When I saw the stories about the H1N1 outbreak in Northern California, I texted my daughter at college in Santa Cruz and told her to get herself to a clinic and get a flu shot immediately.
This is no ordinary flu outbreak, I explained. It's killing otherwise healthy 23-year olds and seems to be targeting young people. Worst of all, two deaths in Santa Cruz have been attributed to the virus. I didn't tell her the stories were scaring the living daylights out of me, but I think she got the message.
Still, I was not prepared for her text to me today, where she remarked on the irony that I would be bugging her to get a flu shot yesterday and today she has a fever and cough.
The cold chills that ran up my spine were paralyzing. I'm 350 miles away from her, I have absolutely no idea whether her fever is just in the low-grade range or worse because she doesn't have a thermometer and just slammed back some Tylenol before heading out to class. Not that fever is a sole indicator, but if it's over 100 degrees it's more likely to be the flu than a common cold.
It's tough to make a mom diagnosis from a distance, and tougher still to communicate a sense of urgency without instilling panic. My biggest concern is that she get to a doctor and get some Tamiflu if possible, or at least just get evaluated to see if it's a cold or the flu. Ordinarily I'd just wait it out, but this pH1N1 flu has my radar on overdrive.
Obamacare to the rescue! Just in the nick of time, we finally got our member numbers on the new ACA policy and temporary ID cards today. I went to the doctor lookup on our insurer's website and was able to find an in-network Urgent Care clinic close to the school. They do have a health clinic at the school, but past experience suggests a much longer wait than I'm comfortable with in these circumstances. I sent her the name, address and phone number and ordered her in my Mom Voice to go to the clinic as soon as possible, especially if her fever rose.
If this had happened last year, we would have been trying to figure out whether she should just go to the emergency room as a precaution and figure out how to pay the inevitable Big Bill later. Now she can walk into an urgent care clinic, plunk down $15 for the visit, and hopefully get some Tamiflu by tomorrow, since the sooner one uses that, the better.
Or, we'll discover that I overreacted to a common cold, she'll get her free flu shot, and we'll all rest better at night.

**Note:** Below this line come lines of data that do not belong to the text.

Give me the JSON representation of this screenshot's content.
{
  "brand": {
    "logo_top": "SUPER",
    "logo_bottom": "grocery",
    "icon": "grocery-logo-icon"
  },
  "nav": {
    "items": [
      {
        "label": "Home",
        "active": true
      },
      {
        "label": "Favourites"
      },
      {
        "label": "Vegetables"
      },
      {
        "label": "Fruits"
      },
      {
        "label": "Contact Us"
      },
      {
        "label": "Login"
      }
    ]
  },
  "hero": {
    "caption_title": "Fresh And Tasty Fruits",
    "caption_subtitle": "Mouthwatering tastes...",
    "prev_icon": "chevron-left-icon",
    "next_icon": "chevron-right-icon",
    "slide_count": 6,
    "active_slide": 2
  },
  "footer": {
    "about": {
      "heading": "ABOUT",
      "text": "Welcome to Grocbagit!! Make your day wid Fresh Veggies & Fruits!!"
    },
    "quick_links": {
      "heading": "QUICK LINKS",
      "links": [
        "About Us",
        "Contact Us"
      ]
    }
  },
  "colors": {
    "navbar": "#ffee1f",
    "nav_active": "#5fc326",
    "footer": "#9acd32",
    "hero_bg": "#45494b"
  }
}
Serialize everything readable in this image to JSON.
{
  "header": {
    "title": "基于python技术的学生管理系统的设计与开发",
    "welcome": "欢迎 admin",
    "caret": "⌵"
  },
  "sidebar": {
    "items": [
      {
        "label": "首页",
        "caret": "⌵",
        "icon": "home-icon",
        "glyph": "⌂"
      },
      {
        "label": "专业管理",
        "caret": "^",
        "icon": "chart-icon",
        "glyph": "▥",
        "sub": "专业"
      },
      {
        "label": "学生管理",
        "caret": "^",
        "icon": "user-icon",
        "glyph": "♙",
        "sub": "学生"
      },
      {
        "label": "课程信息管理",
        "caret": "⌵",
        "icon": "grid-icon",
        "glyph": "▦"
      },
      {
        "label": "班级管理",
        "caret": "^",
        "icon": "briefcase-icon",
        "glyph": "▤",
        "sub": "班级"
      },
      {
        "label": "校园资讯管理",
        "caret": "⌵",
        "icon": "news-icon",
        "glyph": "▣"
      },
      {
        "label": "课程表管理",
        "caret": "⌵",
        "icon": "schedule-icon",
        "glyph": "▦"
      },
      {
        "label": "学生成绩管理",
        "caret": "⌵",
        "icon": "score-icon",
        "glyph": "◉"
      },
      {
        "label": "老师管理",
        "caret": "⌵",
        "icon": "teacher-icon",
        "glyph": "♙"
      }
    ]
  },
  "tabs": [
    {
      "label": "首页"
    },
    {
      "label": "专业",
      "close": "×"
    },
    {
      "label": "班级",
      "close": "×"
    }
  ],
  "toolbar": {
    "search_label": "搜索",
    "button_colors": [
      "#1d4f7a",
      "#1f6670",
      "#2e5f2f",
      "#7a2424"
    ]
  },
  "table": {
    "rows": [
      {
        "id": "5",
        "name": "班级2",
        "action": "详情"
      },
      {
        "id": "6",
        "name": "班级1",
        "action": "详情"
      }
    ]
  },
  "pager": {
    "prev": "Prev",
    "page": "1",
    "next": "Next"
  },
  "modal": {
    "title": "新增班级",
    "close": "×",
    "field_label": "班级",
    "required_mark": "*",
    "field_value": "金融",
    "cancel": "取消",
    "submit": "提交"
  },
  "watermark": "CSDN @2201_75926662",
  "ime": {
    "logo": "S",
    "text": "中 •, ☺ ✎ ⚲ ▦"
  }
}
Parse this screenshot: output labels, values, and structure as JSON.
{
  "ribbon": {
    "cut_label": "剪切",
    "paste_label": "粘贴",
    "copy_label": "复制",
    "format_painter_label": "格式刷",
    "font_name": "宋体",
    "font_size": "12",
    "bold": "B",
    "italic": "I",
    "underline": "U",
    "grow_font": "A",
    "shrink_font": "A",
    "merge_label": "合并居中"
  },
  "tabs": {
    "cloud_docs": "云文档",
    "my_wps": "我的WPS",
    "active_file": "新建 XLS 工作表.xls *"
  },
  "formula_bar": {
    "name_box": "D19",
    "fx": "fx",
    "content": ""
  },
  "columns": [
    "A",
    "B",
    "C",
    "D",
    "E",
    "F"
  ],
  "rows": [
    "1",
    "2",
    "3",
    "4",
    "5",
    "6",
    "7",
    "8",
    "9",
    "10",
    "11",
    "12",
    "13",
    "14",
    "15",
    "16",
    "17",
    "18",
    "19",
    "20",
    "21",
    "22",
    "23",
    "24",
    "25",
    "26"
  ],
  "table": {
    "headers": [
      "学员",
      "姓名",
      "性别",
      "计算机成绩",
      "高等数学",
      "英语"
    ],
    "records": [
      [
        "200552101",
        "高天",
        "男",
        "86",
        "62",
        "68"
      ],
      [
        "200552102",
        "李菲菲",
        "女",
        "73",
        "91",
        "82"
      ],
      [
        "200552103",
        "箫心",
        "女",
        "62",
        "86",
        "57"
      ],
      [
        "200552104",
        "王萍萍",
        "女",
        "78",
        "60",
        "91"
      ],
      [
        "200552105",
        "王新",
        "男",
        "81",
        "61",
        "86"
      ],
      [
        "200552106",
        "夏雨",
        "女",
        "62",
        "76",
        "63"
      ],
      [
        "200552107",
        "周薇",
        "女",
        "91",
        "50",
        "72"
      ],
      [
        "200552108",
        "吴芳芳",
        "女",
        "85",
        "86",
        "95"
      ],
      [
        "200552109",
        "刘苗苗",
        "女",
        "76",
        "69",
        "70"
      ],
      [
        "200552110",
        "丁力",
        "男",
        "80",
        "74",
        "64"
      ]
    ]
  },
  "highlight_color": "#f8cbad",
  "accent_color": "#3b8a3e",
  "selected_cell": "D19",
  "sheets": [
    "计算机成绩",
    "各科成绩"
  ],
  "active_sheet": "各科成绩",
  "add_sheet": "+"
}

Either way, I am relieved that she has a place she can be seen immediately for evaluation by qualified medical personnel without having to sign a mortgage on the house for an ER visit.
Here are my takeaways from today's episode of "Obamacare to the Rescue":
- Sign up for health insurance NOW, especially if you're young and healthy. This flu likes young and healthy people. Be prepared.
- Get a flu shot NOW. There's plenty of vaccine available. Do it before you come down with something.
- Do an advance lookup of urgent care providers in your area to have on hand if you have a situation that isn't immediately life-threatening but needs attention. By having the information on hand, you will have the peace of mind of knowing you can get care for situations where your primary provider isn't available.
- Check your medicine cabinet and make sure you have a working thermometer and the basics for symptoms, like ibuprofen or acetaminophen for fever control.
- Wash your hands!